round the first of January in 2015, I received an email from Goodreads asking me to set a goal for a number of books to read through the year. I figured I’d go for it and it would prompt me to record every book I read. I thought about a second and declared, “100 Books!” No problem, I thought.
Hmm. After more thought, I realized that was roughly 8 plus books a month, and while I dip into way more than 8 books a month, I wasn’t sure if I actually read all of 8 books a month. And I set that as a condition–I could only count the books that I actually read ALL OF THE BOOK. Because I start a lot of books and don’t finish them. I also dip into a lot of reference books and read around in them but don’t even finish 50 percent. With that “rule in place” and the goal set, I was off.
The project started off great, as most new year’s resolutions do, and I pushed myself to be sure that I got in my 8 books a month through the first few months. But then summer hit and instead of having more time for reading, I found myself floundering. I went on trips and worked in the garden and hardly sat down except to do paid work. I went through the roughly three months of summer with hardly any books accounted.
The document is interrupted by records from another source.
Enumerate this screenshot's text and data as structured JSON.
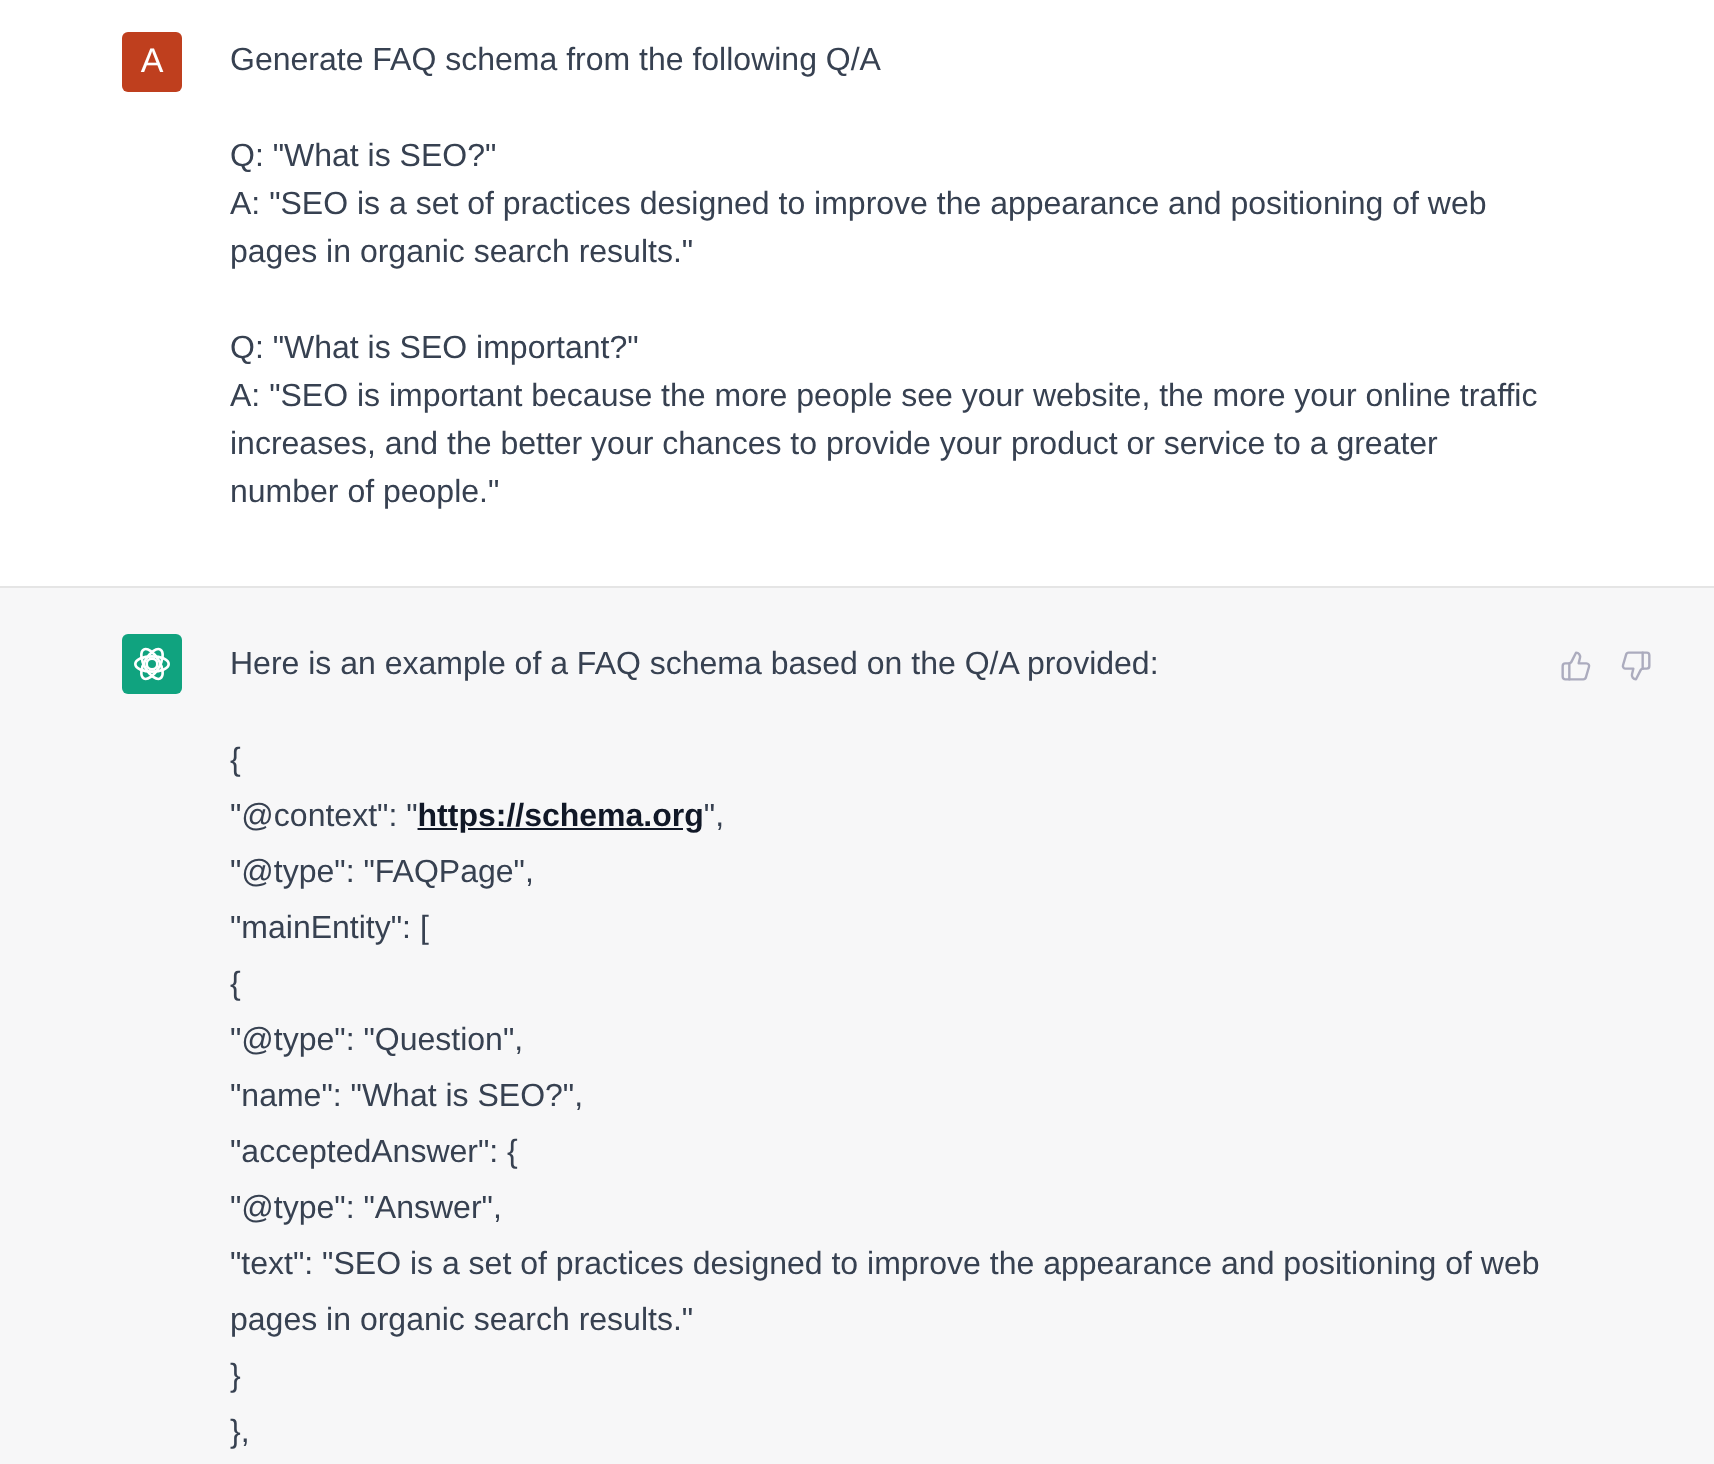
{
  "user_message": {
    "avatar": {
      "letter": "A"
    },
    "paragraphs": [
      [
        "Generate FAQ schema from the following Q/A"
      ],
      [
        "Q: \"What is SEO?\"",
        "A: \"SEO is a set of practices designed to improve the appearance and positioning of web pages in organic search results.\""
      ],
      [
        "Q: \"What is SEO important?\"",
        "A: \"SEO is important because the more people see your website, the more your online traffic increases, and the better your chances to provide your product or service to a greater number of people.\""
      ]
    ]
  },
  "assistant_message": {
    "intro": "Here is an example of a FAQ schema based on the Q/A provided:",
    "code_lines": [
      {
        "text": "{"
      },
      {
        "text": "\"@context\": \"",
        "link": "https://schema.org",
        "after": "\","
      },
      {
        "text": "\"@type\": \"FAQPage\","
      },
      {
        "text": "\"mainEntity\": ["
      },
      {
        "text": "{"
      },
      {
        "text": "\"@type\": \"Question\","
      },
      {
        "text": "\"name\": \"What is SEO?\","
      },
      {
        "text": "\"acceptedAnswer\": {"
      },
      {
        "text": "\"@type\": \"Answer\","
      },
      {
        "text": "\"text\": \"SEO is a set of practices designed to improve the appearance and positioning of web pages in organic search results.\""
      },
      {
        "text": "}"
      },
      {
        "text": "},"
      }
    ]
  }
}
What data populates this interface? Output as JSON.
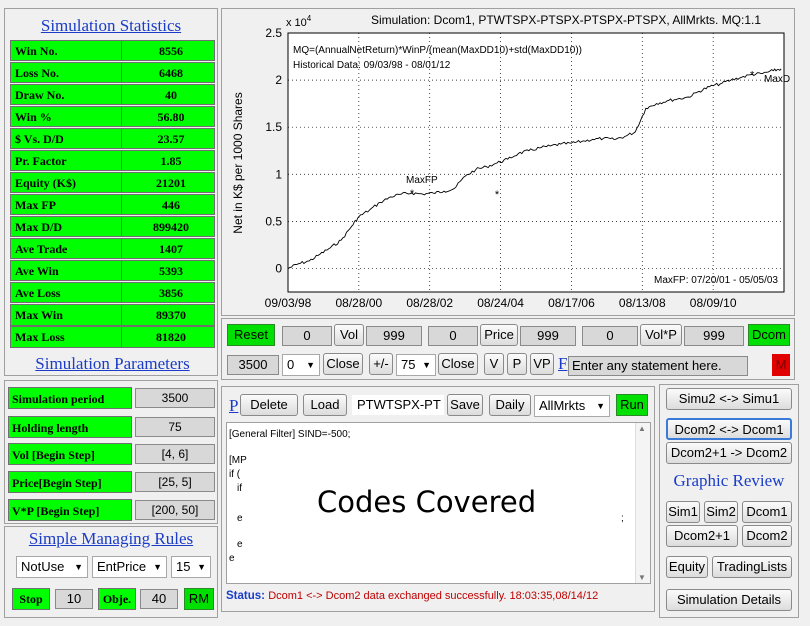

By the time fall rolled around and I was back to reading, I was hopelessly behind. Friends who knew of the goal suggested I “cheat” and read a lot of short books. But that denied the spirit of the resolution–to see how many books I was reading over the course of the year.
Despite my trying to keep this thing pure, I found myself trying to knock out books as quickly as possible just so I could add them to my list. That’s no good. I read things and now, just a few months later, have barely a memory of them.
I ended the year with 71 completed books. A respectable number, I think, but no where near my goal of 100.
And what did I learn?
- that reading for a made up number goal is crap. I spent more time thinking about the number and the output than I did about the content in the books.
- that reading a lot is important to me but reading for content is more important. If I’m not recalling the information, what’s the point?
This year when Goodreads sent me that email asking me to set a goal, I said “thanks but no thanks” and clicked delete. Yes, I’m going to keep track of my reading on Goodreads. Yes, I’m going to read as much as possible and as widely as possible. But no, It’s not going to be a competition–even if that competition is only with myself. Goals are good but not when the objective becomes making the goal rather than experiencing the pleasure and knowledge of the journey along the way.